Keep only the lines that hold the string "approval", filtering out the rest of the entries below.

Supplied material: Begin

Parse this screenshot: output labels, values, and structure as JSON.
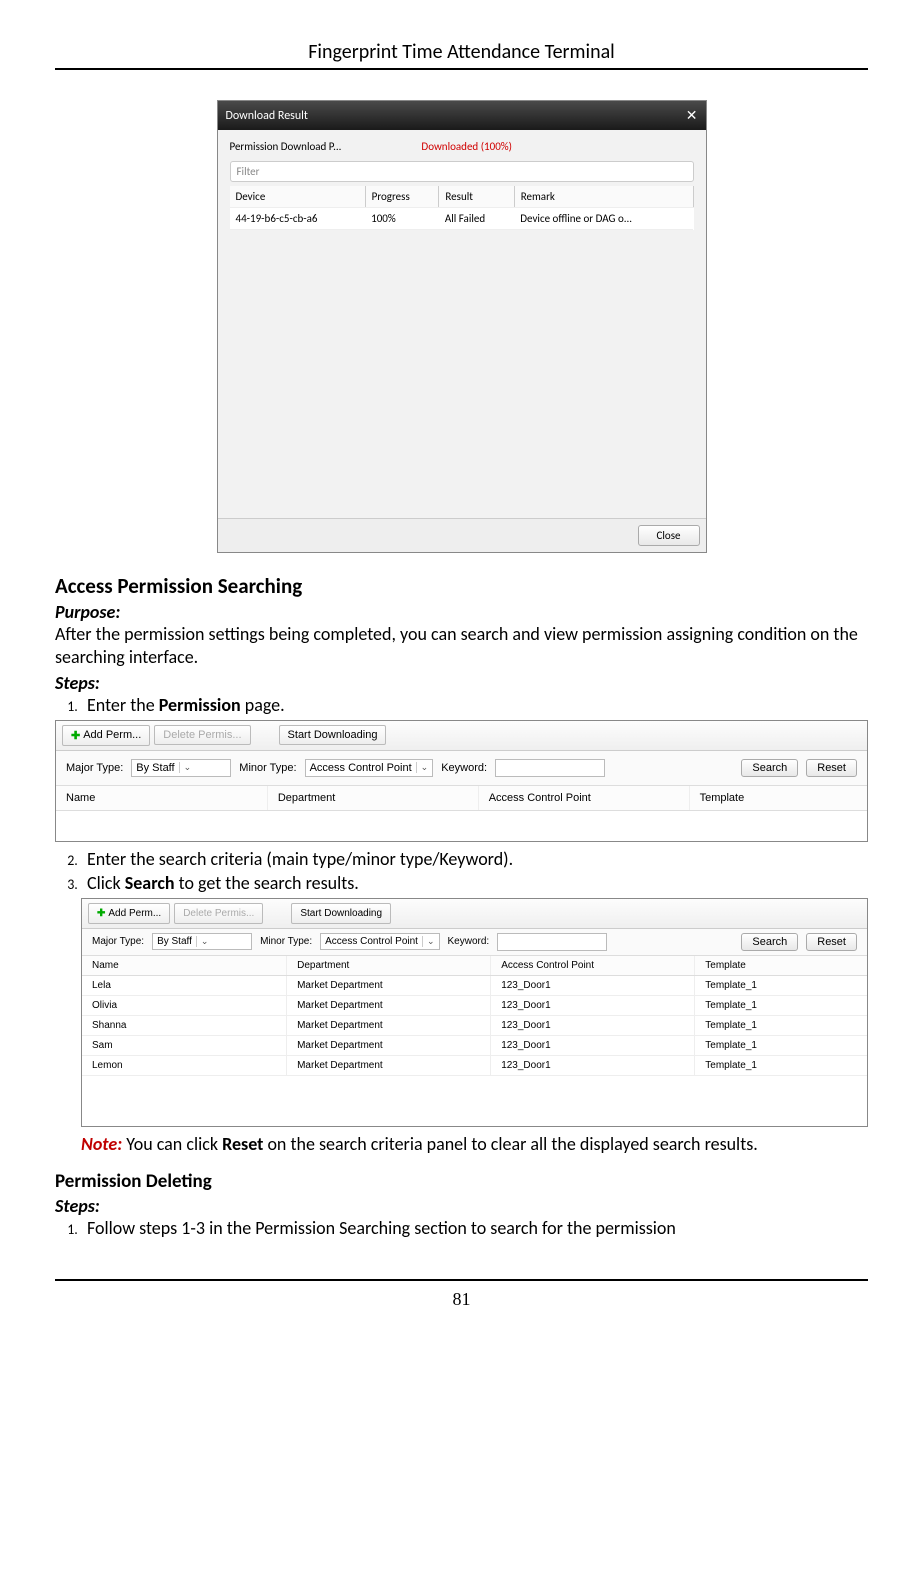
{
  "doc_header": "Fingerprint Time Attendance Terminal",
  "page_number": "81",
  "dialog": {
    "title": "Download Result",
    "status_label": "Permission Download P...",
    "status_value": "Downloaded (100%)",
    "filter_placeholder": "Filter",
    "columns": {
      "c1": "Device",
      "c2": "Progress",
      "c3": "Result",
      "c4": "Remark"
    },
    "row": {
      "device": "44-19-b6-c5-cb-a6",
      "progress": "100%",
      "result": "All Failed",
      "remark": "Device offline or DAG o..."
    },
    "close": "Close"
  },
  "section1": {
    "heading": "Access Permission Searching",
    "purpose_label": "Purpose:",
    "purpose_text": "After the permission settings being completed, you can search and view permission assigning condition on the searching interface.",
    "steps_label": "Steps:",
    "step1_a": "Enter the ",
    "step1_b": "Permission",
    "step1_c": " page.",
    "step2": "Enter the search criteria (main type/minor type/Keyword).",
    "step3_a": "Click ",
    "step3_b": "Search",
    "step3_c": " to get the search results.",
    "note_label": "Note:",
    "note_a": " You can click ",
    "note_b": "Reset",
    "note_c": " on the search criteria panel to clear all the displayed search results."
  },
  "perm_panel": {
    "add": "Add Perm...",
    "delete": "Delete Permis...",
    "start": "Start Downloading",
    "major_label": "Major Type:",
    "major_value": "By Staff",
    "minor_label": "Minor Type:",
    "minor_value": "Access Control Point",
    "keyword_label": "Keyword:",
    "search": "Search",
    "reset": "Reset",
    "col_name": "Name",
    "col_dept": "Department",
    "col_acp": "Access Control Point",
    "col_tmpl": "Template"
  },
  "perm_rows": [
    {
      "name": "Lela",
      "dept": "Market Department",
      "acp": "123_Door1",
      "tmpl": "Template_1"
    },
    {
      "name": "Olivia",
      "dept": "Market Department",
      "acp": "123_Door1",
      "tmpl": "Template_1"
    },
    {
      "name": "Shanna",
      "dept": "Market Department",
      "acp": "123_Door1",
      "tmpl": "Template_1"
    },
    {
      "name": "Sam",
      "dept": "Market Department",
      "acp": "123_Door1",
      "tmpl": "Template_1"
    },
    {
      "name": "Lemon",
      "dept": "Market Department",
      "acp": "123_Door1",
      "tmpl": "Template_1"
    }
  ],
  "section2": {
    "heading": "Permission Deleting",
    "steps_label": "Steps:",
    "step1": "Follow steps 1-3 in the Permission Searching section to search for the permission"
  }
}
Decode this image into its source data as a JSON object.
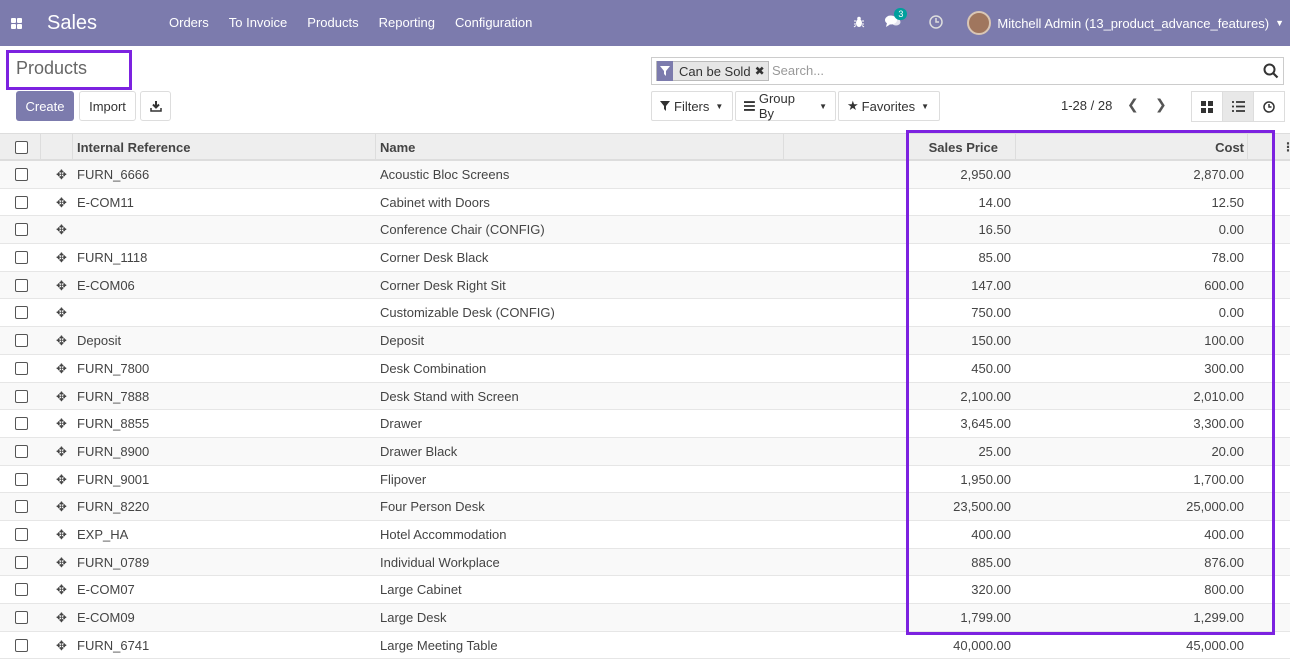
{
  "navbar": {
    "brand": "Sales",
    "menu": [
      "Orders",
      "To Invoice",
      "Products",
      "Reporting",
      "Configuration"
    ],
    "message_count": "3",
    "user": "Mitchell Admin (13_product_advance_features)"
  },
  "control": {
    "title": "Products",
    "create": "Create",
    "import": "Import",
    "facet": "Can be Sold",
    "search_placeholder": "Search...",
    "filters": "Filters",
    "group_by": "Group By",
    "favorites": "Favorites",
    "pager": "1-28 / 28"
  },
  "table": {
    "headers": [
      "Internal Reference",
      "Name",
      "Sales Price",
      "Cost"
    ],
    "rows": [
      {
        "ref": "FURN_6666",
        "name": "Acoustic Bloc Screens",
        "price": "2,950.00",
        "cost": "2,870.00"
      },
      {
        "ref": "E-COM11",
        "name": "Cabinet with Doors",
        "price": "14.00",
        "cost": "12.50"
      },
      {
        "ref": "",
        "name": "Conference Chair (CONFIG)",
        "price": "16.50",
        "cost": "0.00"
      },
      {
        "ref": "FURN_1118",
        "name": "Corner Desk Black",
        "price": "85.00",
        "cost": "78.00"
      },
      {
        "ref": "E-COM06",
        "name": "Corner Desk Right Sit",
        "price": "147.00",
        "cost": "600.00"
      },
      {
        "ref": "",
        "name": "Customizable Desk (CONFIG)",
        "price": "750.00",
        "cost": "0.00"
      },
      {
        "ref": "Deposit",
        "name": "Deposit",
        "price": "150.00",
        "cost": "100.00"
      },
      {
        "ref": "FURN_7800",
        "name": "Desk Combination",
        "price": "450.00",
        "cost": "300.00"
      },
      {
        "ref": "FURN_7888",
        "name": "Desk Stand with Screen",
        "price": "2,100.00",
        "cost": "2,010.00"
      },
      {
        "ref": "FURN_8855",
        "name": "Drawer",
        "price": "3,645.00",
        "cost": "3,300.00"
      },
      {
        "ref": "FURN_8900",
        "name": "Drawer Black",
        "price": "25.00",
        "cost": "20.00"
      },
      {
        "ref": "FURN_9001",
        "name": "Flipover",
        "price": "1,950.00",
        "cost": "1,700.00"
      },
      {
        "ref": "FURN_8220",
        "name": "Four Person Desk",
        "price": "23,500.00",
        "cost": "25,000.00"
      },
      {
        "ref": "EXP_HA",
        "name": "Hotel Accommodation",
        "price": "400.00",
        "cost": "400.00"
      },
      {
        "ref": "FURN_0789",
        "name": "Individual Workplace",
        "price": "885.00",
        "cost": "876.00"
      },
      {
        "ref": "E-COM07",
        "name": "Large Cabinet",
        "price": "320.00",
        "cost": "800.00"
      },
      {
        "ref": "E-COM09",
        "name": "Large Desk",
        "price": "1,799.00",
        "cost": "1,299.00"
      },
      {
        "ref": "FURN_6741",
        "name": "Large Meeting Table",
        "price": "40,000.00",
        "cost": "45,000.00"
      }
    ]
  },
  "colors": {
    "navbar": "#7c7bad",
    "highlight": "#7c22e0"
  }
}
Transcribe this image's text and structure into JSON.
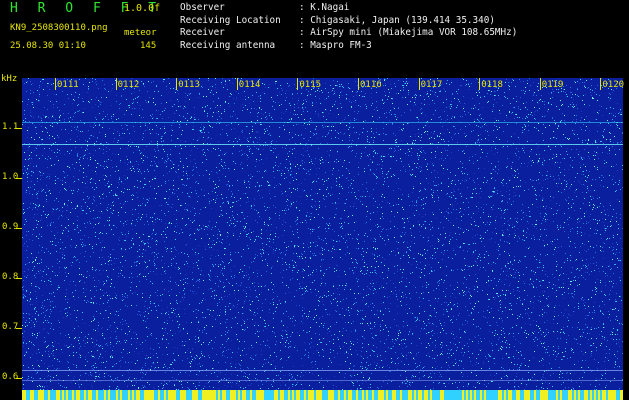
{
  "header": {
    "title": "H R O F F T",
    "version": "1.0.0f",
    "filename": "KN9_2508300110.png",
    "meteor_label": "meteor",
    "datetime": "25.08.30 01:10",
    "count": "145"
  },
  "info": {
    "observer_label": "Observer",
    "observer_value": "K.Nagai",
    "location_label": "Receiving Location",
    "location_value": "Chigasaki, Japan (139.414 35.340)",
    "receiver_label": "Receiver",
    "receiver_value": "AirSpy mini (Miakejima VOR 108.65MHz)",
    "antenna_label": "Receiving antenna",
    "antenna_value": "Maspro FM-3"
  },
  "axis": {
    "y_unit": "kHz",
    "y_ticks": [
      "1.1",
      "1.0",
      "0.9",
      "0.8",
      "0.7",
      "0.6"
    ],
    "x_ticks": [
      "0111",
      "0112",
      "0113",
      "0114",
      "0115",
      "0116",
      "0117",
      "0118",
      "0119",
      "0120"
    ]
  },
  "colors": {
    "background": "#0a1f9e",
    "speckle": "#30d0ff",
    "label": "#e6e600",
    "title": "#2ee62e",
    "bottom_band": "#f0f020"
  }
}
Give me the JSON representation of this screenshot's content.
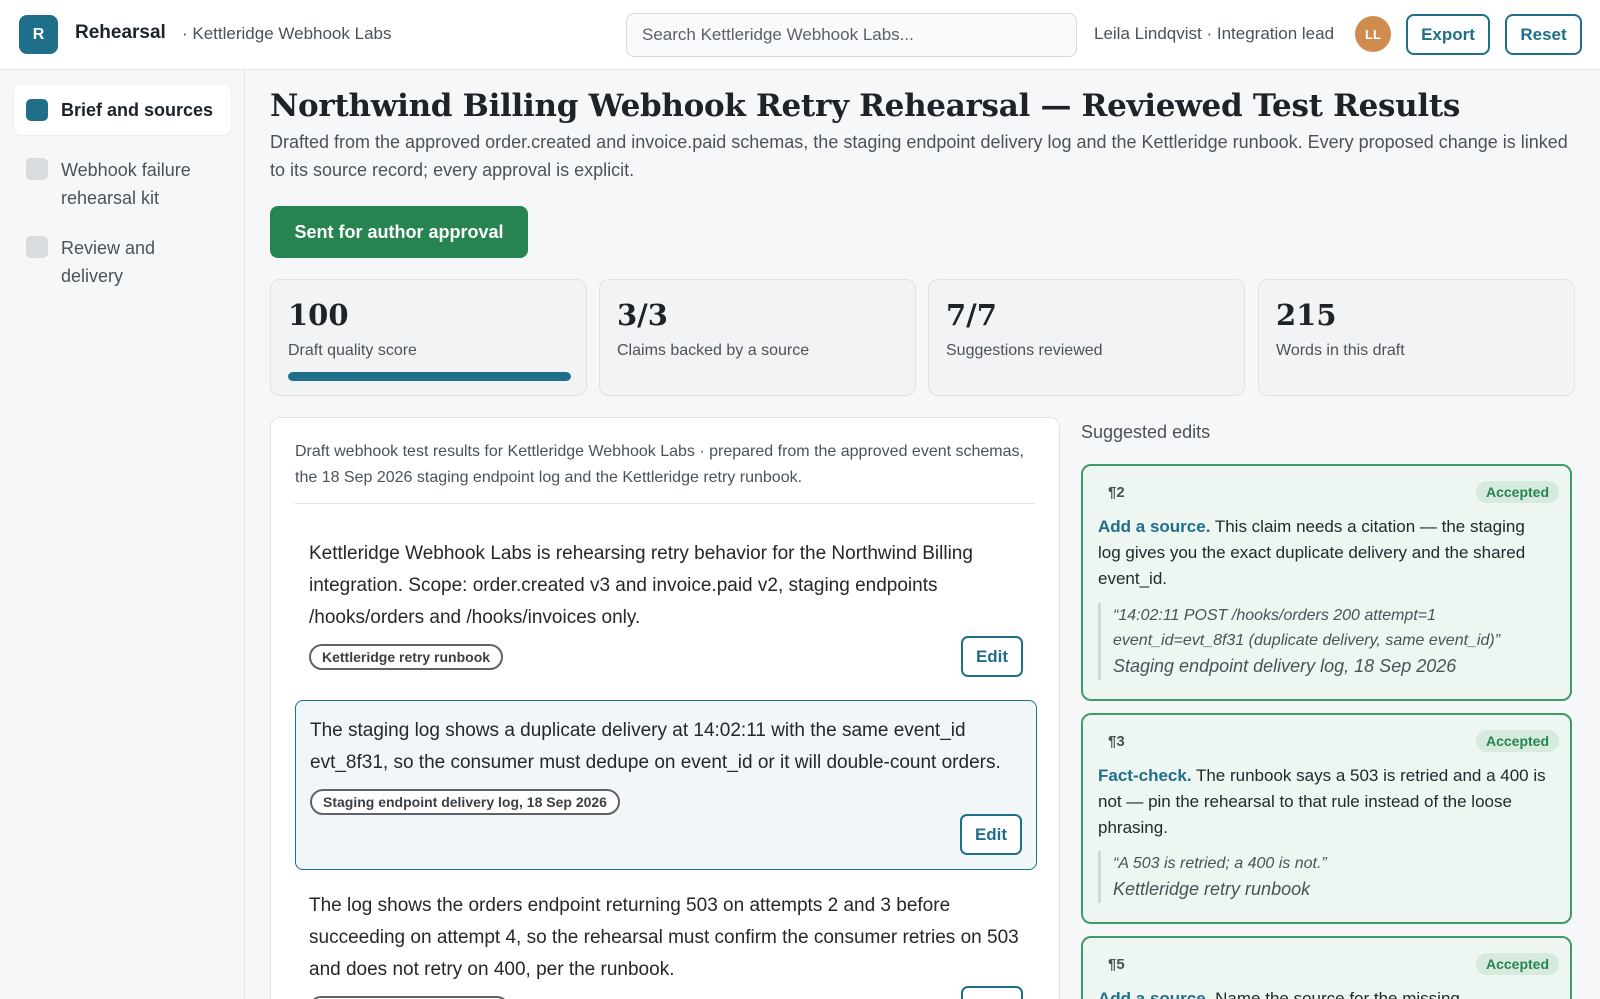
{
  "topbar": {
    "logo_letter": "R",
    "app_name": "Rehearsal",
    "workspace": "· Kettleridge Webhook Labs",
    "search_placeholder": "Search Kettleridge Webhook Labs...",
    "user": "Leila Lindqvist · Integration lead",
    "avatar_initials": "LL",
    "export_label": "Export",
    "reset_label": "Reset"
  },
  "sidebar": {
    "items": [
      {
        "label": "Brief and sources",
        "active": true
      },
      {
        "label": "Webhook failure rehearsal kit",
        "active": false
      },
      {
        "label": "Review and delivery",
        "active": false
      }
    ]
  },
  "main": {
    "title": "Northwind Billing Webhook Retry Rehearsal — Reviewed Test Results",
    "subtitle": "Drafted from the approved order.created and invoice.paid schemas, the staging endpoint delivery log and the Kettleridge runbook. Every proposed change is linked to its source record; every approval is explicit.",
    "status_button": "Sent for author approval",
    "stats": [
      {
        "value": "100",
        "label": "Draft quality score",
        "progress": 1.0
      },
      {
        "value": "3/3",
        "label": "Claims backed by a source"
      },
      {
        "value": "7/7",
        "label": "Suggestions reviewed"
      },
      {
        "value": "215",
        "label": "Words in this draft"
      }
    ]
  },
  "draft": {
    "header": "Draft webhook test results for Kettleridge Webhook Labs · prepared from the approved event schemas, the 18 Sep 2026 staging endpoint log and the Kettleridge retry runbook.",
    "edit_label": "Edit",
    "paragraphs": [
      {
        "text": "Kettleridge Webhook Labs is rehearsing retry behavior for the Northwind Billing integration. Scope: order.created v3 and invoice.paid v2, staging endpoints /hooks/orders and /hooks/invoices only.",
        "source": "Kettleridge retry runbook"
      },
      {
        "text": "The staging log shows a duplicate delivery at 14:02:11 with the same event_id evt_8f31, so the consumer must dedupe on event_id or it will double-count orders.",
        "source": "Staging endpoint delivery log, 18 Sep 2026"
      },
      {
        "text": "The log shows the orders endpoint returning 503 on attempts 2 and 3 before succeeding on attempt 4, so the rehearsal must confirm the consumer retries on 503 and does not retry on 400, per the runbook.",
        "source": ""
      }
    ]
  },
  "suggestions": {
    "title": "Suggested edits",
    "items": [
      {
        "para": "¶2",
        "status": "Accepted",
        "action": "Add a source.",
        "body": " This claim needs a citation — the staging log gives you the exact duplicate delivery and the shared event_id.",
        "quote": "“14:02:11 POST /hooks/orders 200 attempt=1 event_id=evt_8f31 (duplicate delivery, same event_id)”",
        "quote_source": "Staging endpoint delivery log, 18 Sep 2026"
      },
      {
        "para": "¶3",
        "status": "Accepted",
        "action": "Fact-check.",
        "body": " The runbook says a 503 is retried and a 400 is not — pin the rehearsal to that rule instead of the loose phrasing.",
        "quote": "“A 503 is retried; a 400 is not.”",
        "quote_source": "Kettleridge retry runbook"
      },
      {
        "para": "¶5",
        "status": "Accepted",
        "action": "Add a source.",
        "body": " Name the source for the missing"
      }
    ]
  },
  "colors": {
    "accent": "#1f6f8b",
    "success": "#27834f",
    "accepted_border": "#3f9b67"
  }
}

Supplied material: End

Answer:
    "subtitle": "Drafted from the approved order.created and invoice.paid schemas, the staging endpoint delivery log and the Kettleridge runbook. Every proposed change is linked to its source record; every approval is explicit.",
    "status_button": "Sent for author approval",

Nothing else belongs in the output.